===== Provided data

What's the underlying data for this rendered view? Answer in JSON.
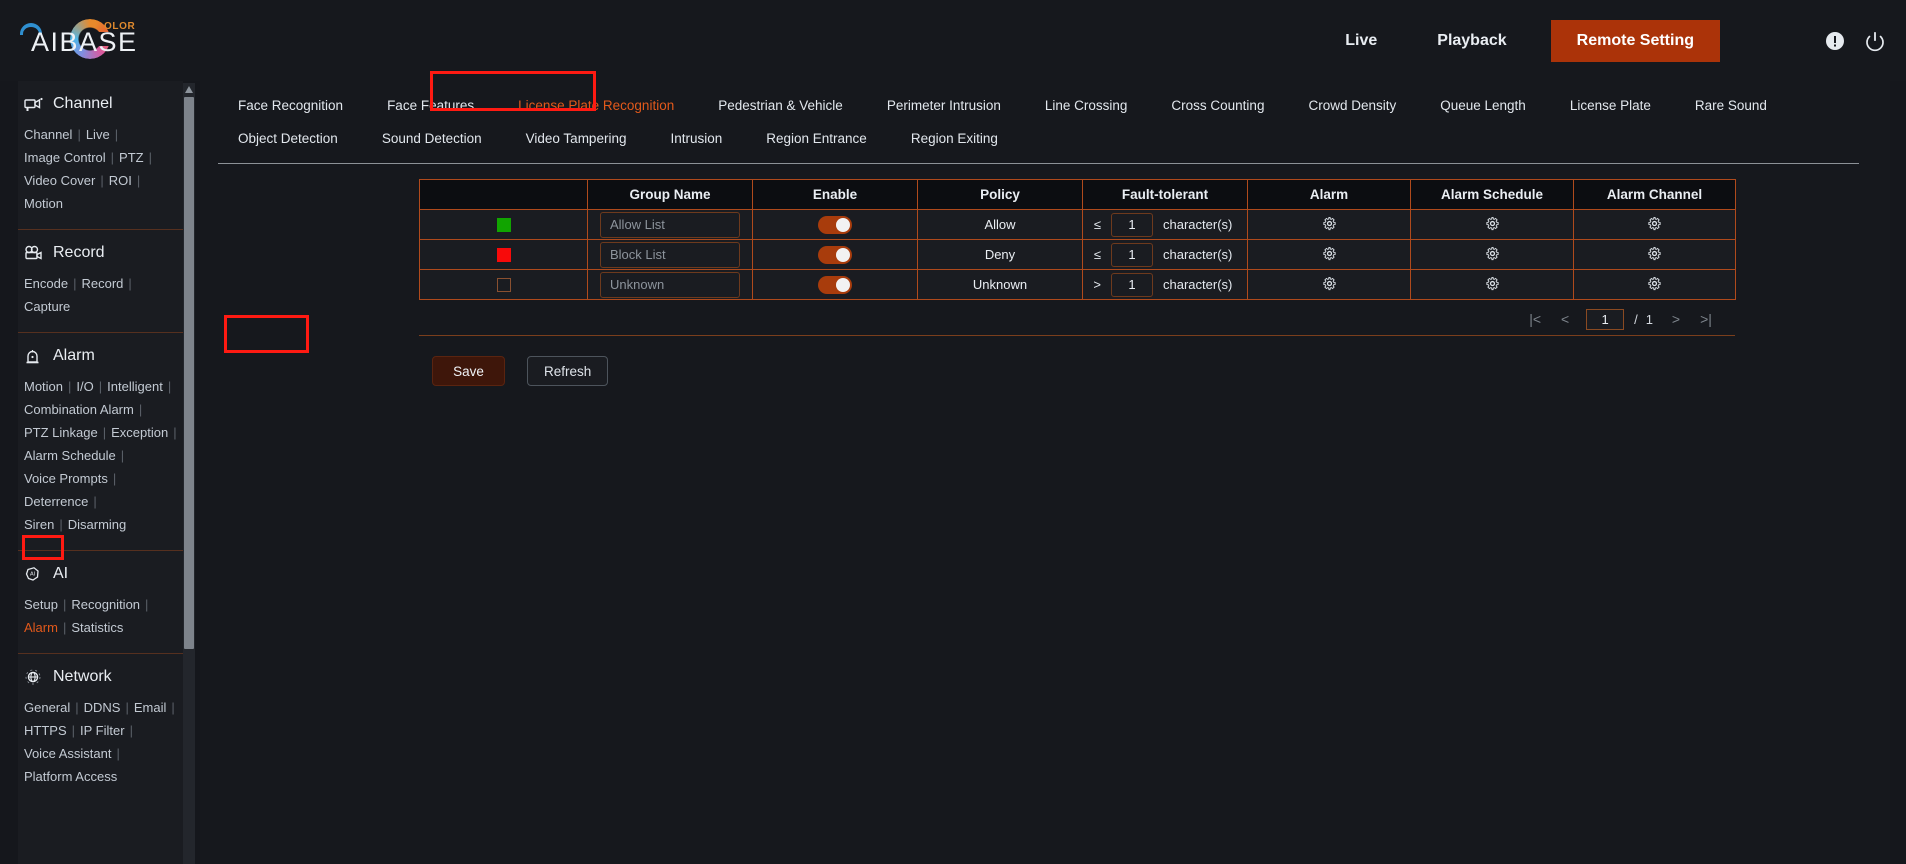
{
  "header": {
    "logo_text": "AIBASE",
    "logo_sub": "OLOR",
    "nav": [
      {
        "label": "Live",
        "name": "live"
      },
      {
        "label": "Playback",
        "name": "playback"
      }
    ],
    "remote_setting_label": "Remote Setting",
    "info_icon": "exclamation-circle-icon",
    "power_icon": "power-icon",
    "accent_color": "#ab3309"
  },
  "sidebar": {
    "sections": [
      {
        "title": "Channel",
        "icon": "camera-icon",
        "links": [
          "Channel",
          "Live",
          "Image Control",
          "PTZ",
          "Video Cover",
          "ROI",
          "Motion"
        ]
      },
      {
        "title": "Record",
        "icon": "video-camera-icon",
        "links": [
          "Encode",
          "Record",
          "Capture"
        ]
      },
      {
        "title": "Alarm",
        "icon": "alarm-light-icon",
        "links": [
          "Motion",
          "I/O",
          "Intelligent",
          "Combination Alarm",
          "PTZ Linkage",
          "Exception",
          "Alarm Schedule",
          "Voice Prompts",
          "Deterrence",
          "Siren",
          "Disarming"
        ]
      },
      {
        "title": "AI",
        "icon": "ai-head-icon",
        "links": [
          "Setup",
          "Recognition",
          "Alarm",
          "Statistics"
        ],
        "active_link": "Alarm"
      },
      {
        "title": "Network",
        "icon": "globe-icon",
        "links": [
          "General",
          "DDNS",
          "Email",
          "HTTPS",
          "IP Filter",
          "Voice Assistant",
          "Platform Access"
        ]
      }
    ]
  },
  "tabs": {
    "row1": [
      "Face Recognition",
      "Face Features",
      "License Plate Recognition",
      "Pedestrian & Vehicle",
      "Perimeter Intrusion",
      "Line Crossing",
      "Cross Counting",
      "Crowd Density",
      "Queue Length",
      "License Plate",
      "Rare Sound"
    ],
    "row2": [
      "Object Detection",
      "Sound Detection",
      "Video Tampering",
      "Intrusion",
      "Region Entrance",
      "Region Exiting"
    ],
    "active": "License Plate Recognition"
  },
  "table": {
    "headers": [
      "",
      "Group Name",
      "Enable",
      "Policy",
      "Fault-tolerant",
      "Alarm",
      "Alarm Schedule",
      "Alarm Channel"
    ],
    "rows": [
      {
        "swatch_color": "#11a400",
        "group_name": "Allow List",
        "enabled": true,
        "policy": "Allow",
        "ft_operator": "≤",
        "ft_value": "1",
        "ft_unit": "character(s)",
        "alarm_icon": "gear-icon",
        "alarm_schedule_icon": "gear-icon",
        "alarm_channel_icon": "gear-icon"
      },
      {
        "swatch_color": "#f80a0a",
        "group_name": "Block List",
        "enabled": true,
        "policy": "Deny",
        "ft_operator": "≤",
        "ft_value": "1",
        "ft_unit": "character(s)",
        "alarm_icon": "gear-icon",
        "alarm_schedule_icon": "gear-icon",
        "alarm_channel_icon": "gear-icon"
      },
      {
        "swatch_color": "",
        "group_name": "Unknown",
        "enabled": true,
        "policy": "Unknown",
        "ft_operator": ">",
        "ft_value": "1",
        "ft_unit": "character(s)",
        "alarm_icon": "gear-icon",
        "alarm_schedule_icon": "gear-icon",
        "alarm_channel_icon": "gear-icon"
      }
    ]
  },
  "pagination": {
    "first_icon": "first-page-icon",
    "prev_icon": "prev-page-icon",
    "current_page": "1",
    "separator": "/",
    "total_pages": "1",
    "next_icon": "next-page-icon",
    "last_icon": "last-page-icon"
  },
  "buttons": {
    "save": "Save",
    "refresh": "Refresh"
  }
}
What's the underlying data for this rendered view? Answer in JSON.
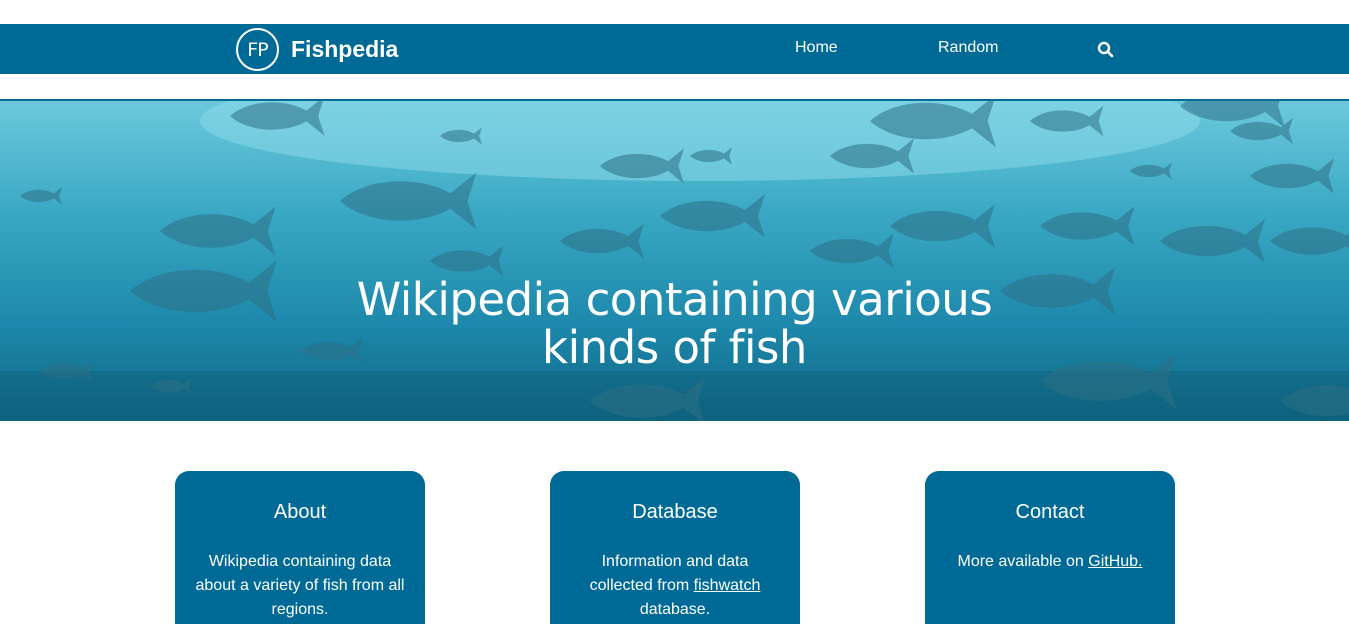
{
  "header": {
    "logo_text": "FP",
    "brand": "Fishpedia",
    "nav": {
      "home": "Home",
      "random": "Random"
    },
    "search_icon": "search-icon"
  },
  "hero": {
    "title_line1": "Wikipedia containing various",
    "title_line2": "kinds of fish"
  },
  "cards": {
    "about": {
      "title": "About",
      "text": "Wikipedia containing data about a variety of fish from all regions."
    },
    "database": {
      "title": "Database",
      "text_before": "Information and data collected from ",
      "link": "fishwatch",
      "text_after": " database."
    },
    "contact": {
      "title": "Contact",
      "text_before": "More available on ",
      "link": "GitHub."
    }
  },
  "colors": {
    "primary": "#006a96",
    "hero_light": "#6cc9dc",
    "hero_dark": "#0f6785"
  }
}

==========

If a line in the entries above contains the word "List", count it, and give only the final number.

_Solution to this task_
2